Alex Timbers' direction is slick and mostly well-paced, and again, I think he's really found a good balance between honoring the film and creating something new. It is a massive production and he handles it deftly. You'd never know this was only a 4th preview. And frankly, Ms. Tayeh's choreography is among the best I've seen in years. No two numbers look the same, and the variety of styles she employs are jaw-dropping; still, the choreography feels very cohesive. The Tony is hers to lose, no matter what season the show makes it to New York. Design-wise, the show is absolutely breathtaking. The set, when you enter the house, is even more impressive live than the picture they released. Derek McLane's work is just as stunning and detailed throughout the show, and Justin Townsend's alternately colorfully vibrant and darkly moody lighting adds to the spectacle. And Catherine Zuber's costumes are absolutely stunning. You get more than your money's worth here!
The entire company is top notch, including a first-rate, triple-threat ensemble. Not only can they act and sing, they are unbelievably skilled dancers. Particularly of note is the "Roxanne" tango and the mega-number that slips into Britney Spears' "Toxic" (there is no song or scene list in the Playbill). And a special shout out to the "Lady Marmalade" quartet (Robyn Hurder, Jacqueline B. Arnold, Holly James and Jeigh Magjus) who are the personification of "fierce."

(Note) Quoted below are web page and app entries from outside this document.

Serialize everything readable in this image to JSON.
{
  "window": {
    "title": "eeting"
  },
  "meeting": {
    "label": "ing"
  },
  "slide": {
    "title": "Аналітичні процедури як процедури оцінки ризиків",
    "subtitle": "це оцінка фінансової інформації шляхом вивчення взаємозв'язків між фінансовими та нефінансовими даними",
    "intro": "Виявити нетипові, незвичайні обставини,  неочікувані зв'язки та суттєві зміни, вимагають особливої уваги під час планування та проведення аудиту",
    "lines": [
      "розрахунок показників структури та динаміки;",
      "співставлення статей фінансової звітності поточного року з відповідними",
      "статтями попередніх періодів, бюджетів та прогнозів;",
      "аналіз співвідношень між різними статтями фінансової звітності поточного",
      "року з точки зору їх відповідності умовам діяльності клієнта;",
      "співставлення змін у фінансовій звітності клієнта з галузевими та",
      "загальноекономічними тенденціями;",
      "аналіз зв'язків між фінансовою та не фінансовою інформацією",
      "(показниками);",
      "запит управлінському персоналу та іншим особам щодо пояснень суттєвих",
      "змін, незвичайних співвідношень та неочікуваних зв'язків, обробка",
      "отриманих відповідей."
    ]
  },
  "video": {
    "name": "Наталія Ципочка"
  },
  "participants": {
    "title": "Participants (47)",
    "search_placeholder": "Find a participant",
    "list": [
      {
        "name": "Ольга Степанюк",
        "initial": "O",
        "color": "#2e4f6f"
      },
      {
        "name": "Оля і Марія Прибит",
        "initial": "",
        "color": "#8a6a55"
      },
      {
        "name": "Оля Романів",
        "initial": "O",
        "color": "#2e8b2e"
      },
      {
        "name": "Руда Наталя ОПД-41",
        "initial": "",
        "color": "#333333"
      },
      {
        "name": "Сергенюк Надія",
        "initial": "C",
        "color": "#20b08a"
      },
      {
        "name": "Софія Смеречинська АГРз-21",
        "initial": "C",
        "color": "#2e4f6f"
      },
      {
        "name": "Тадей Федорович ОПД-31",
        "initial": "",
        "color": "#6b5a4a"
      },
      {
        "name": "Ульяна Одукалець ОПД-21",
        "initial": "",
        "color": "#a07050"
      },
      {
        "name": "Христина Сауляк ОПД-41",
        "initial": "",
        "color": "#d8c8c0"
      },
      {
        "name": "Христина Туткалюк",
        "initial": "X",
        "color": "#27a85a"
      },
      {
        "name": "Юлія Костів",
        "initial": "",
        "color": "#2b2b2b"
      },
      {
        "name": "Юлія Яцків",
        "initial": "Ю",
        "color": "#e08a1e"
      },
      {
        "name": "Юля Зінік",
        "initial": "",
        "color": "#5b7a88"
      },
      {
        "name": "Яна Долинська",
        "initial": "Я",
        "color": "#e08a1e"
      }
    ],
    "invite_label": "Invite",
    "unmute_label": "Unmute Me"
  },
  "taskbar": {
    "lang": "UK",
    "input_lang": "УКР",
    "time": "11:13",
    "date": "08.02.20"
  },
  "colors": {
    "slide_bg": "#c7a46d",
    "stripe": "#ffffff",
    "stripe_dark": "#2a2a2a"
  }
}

Supporting actors Sahr Ngaujah (as Toulouse-Lautrec) and Ricky Rojas (as Santiago, the Argentinian) are delightfully quirky, and add something great to every scene they are in. The principals are all excellent - and I can only imagine how much more impressive they will be when they have had even more time with the material. The score is gloriously sung by all involved. I am already looking forward to seeing the show on Broadway when their performances are fully prepared and sussed out. Suffice it to say that Mr. Tveit, Ms. Olivo, Mr. Mutu and Mr. Burstein are in top form and well on their way to really great things.
Finally, I was really tickled by all of the fun Broadway Easter eggs. Some are obvious - nods to Cabaret abound. Others are cleverly "insider" - like the choreographic tribute to the audition sequence from A Chorus Line. And you really have to know your Broadway stuff to catch the Great Comet thing...
I've heard that the plan is for the show to come into New York this time next year. They are really close as it is. I hope they keep working on it in the direction they are headed. I know I'll be there.
(Photos by J. Kyler, M. Murphy)